This “confession,” never delivered, refers to a brief lesbian affair in Wellington in 1907. Mansfield’s lifelong friendship with Ida Baker (known as LM) was based on something quite different. Katherine Mansfield was interested in LM’s self-abasing but innocent passion, wrote about it—in “Psychology” for instance—and made use of it when it suited her to lean on Ida for help, companionship, or support. But clearly Katherine Mansfield had no physical feeling for LM: witness many cruel remarks on the subject of her appearance and gracelessness. In the long run, she came to recognize Ida as a “wife”; but the sense of this was that Ida tended her much as wives traditionally tended busy husbands, in particular providing her with tolerable working conditions, which Murry was incapable of doing. As a woman who needed to earn her own living, and the daughter of a patriarchal man, Mansfield no doubt felt entitled to her wifely servant and servile wife.

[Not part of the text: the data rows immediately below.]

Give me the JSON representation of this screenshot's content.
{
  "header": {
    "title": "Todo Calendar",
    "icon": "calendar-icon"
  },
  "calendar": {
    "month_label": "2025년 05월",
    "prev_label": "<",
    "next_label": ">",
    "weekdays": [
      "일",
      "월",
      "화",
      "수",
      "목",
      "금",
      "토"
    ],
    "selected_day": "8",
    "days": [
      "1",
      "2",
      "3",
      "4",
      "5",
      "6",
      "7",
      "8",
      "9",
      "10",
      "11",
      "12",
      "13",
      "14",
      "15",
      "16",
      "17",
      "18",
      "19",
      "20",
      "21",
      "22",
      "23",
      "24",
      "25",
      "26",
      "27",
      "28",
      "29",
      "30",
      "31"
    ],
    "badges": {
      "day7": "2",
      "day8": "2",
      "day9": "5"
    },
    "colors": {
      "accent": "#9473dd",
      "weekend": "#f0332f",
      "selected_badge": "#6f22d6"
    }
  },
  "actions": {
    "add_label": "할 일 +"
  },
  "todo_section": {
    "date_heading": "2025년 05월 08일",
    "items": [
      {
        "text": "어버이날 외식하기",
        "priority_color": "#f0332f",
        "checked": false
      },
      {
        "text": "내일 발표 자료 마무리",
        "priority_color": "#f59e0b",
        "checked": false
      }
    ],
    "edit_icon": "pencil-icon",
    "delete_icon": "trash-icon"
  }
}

What makes her bisexuality interesting to us is that it seems a part of the revolt against the Victorian patriarchal system she saw in operation at home (and described in her stories), in which the wife is sacrificed to the husband and the daughter to the parent—physically, socially, and intellectually, and learning at best to manipulate their tyrants—the same system Virginia Woolf anatomized in The Pargiters and long held responsible for the destruction of her own capacity for sexual fulfillment.

Between 1908 and 1912 Mansfield went through what might be termed a complete range of sexual misfortunes: a hasty marriage to a husband who proved sexually repugnant; elopement and quick boredom with a lover; an embarrassing pregnancy, which led to estrangement from her mother; a miscarriage; and the contracting of a venereal disease which made her infertile. The long third act of her drama is the association with Murry. There were friendships and quarrels with most of the leading literary figures of the time; there was work, the war, travel, and, increasingly, the dragging claims of illness. But the chief question that hangs over these years must be whether Murry was on the whole beneficent or harmful to Mansfield and her work.

Mr. Alpers is cautious, anxious to be fair, commendably unwilling to pounce on anyone’s sins or turn out reductionist caricatures of his protagonists; and perhaps the question is unanswerable after all. But I’d say she gave Murry more than he ever gave her (good advice about his editing among other things); and that it was a pity that nobody better turned up for her. Mostly one feels she was clinging to the idea of her love for him because she needed some personal justification so badly, and that would do. And then, in the perpetual pendulum swing between her desire to be independent—and unlike her mother—and her envy of her protected mother (and of Virginia Woolf, served and protected by Leonard), Murry had to be on call when the desire for a protector arose.

They are an uncomfortable couple to contemplate. And finally it is not Murry’s bad behavior—his infidelities and vacillations, his failure to “look after” her emotionally, sexually, or financially—matched by hers—infidelities, lies, and terrifying swings of mood—that makes one uncomfortable so much as his appalling propensity for making both “Love” and “Art” into religions, which he and Katherine were to serve. These large, abstract notions stood so far from her best, small, brave, original perceptions that it seems they were looking at the world through opposite ends of a telescope.

This Issue

May 15, 1980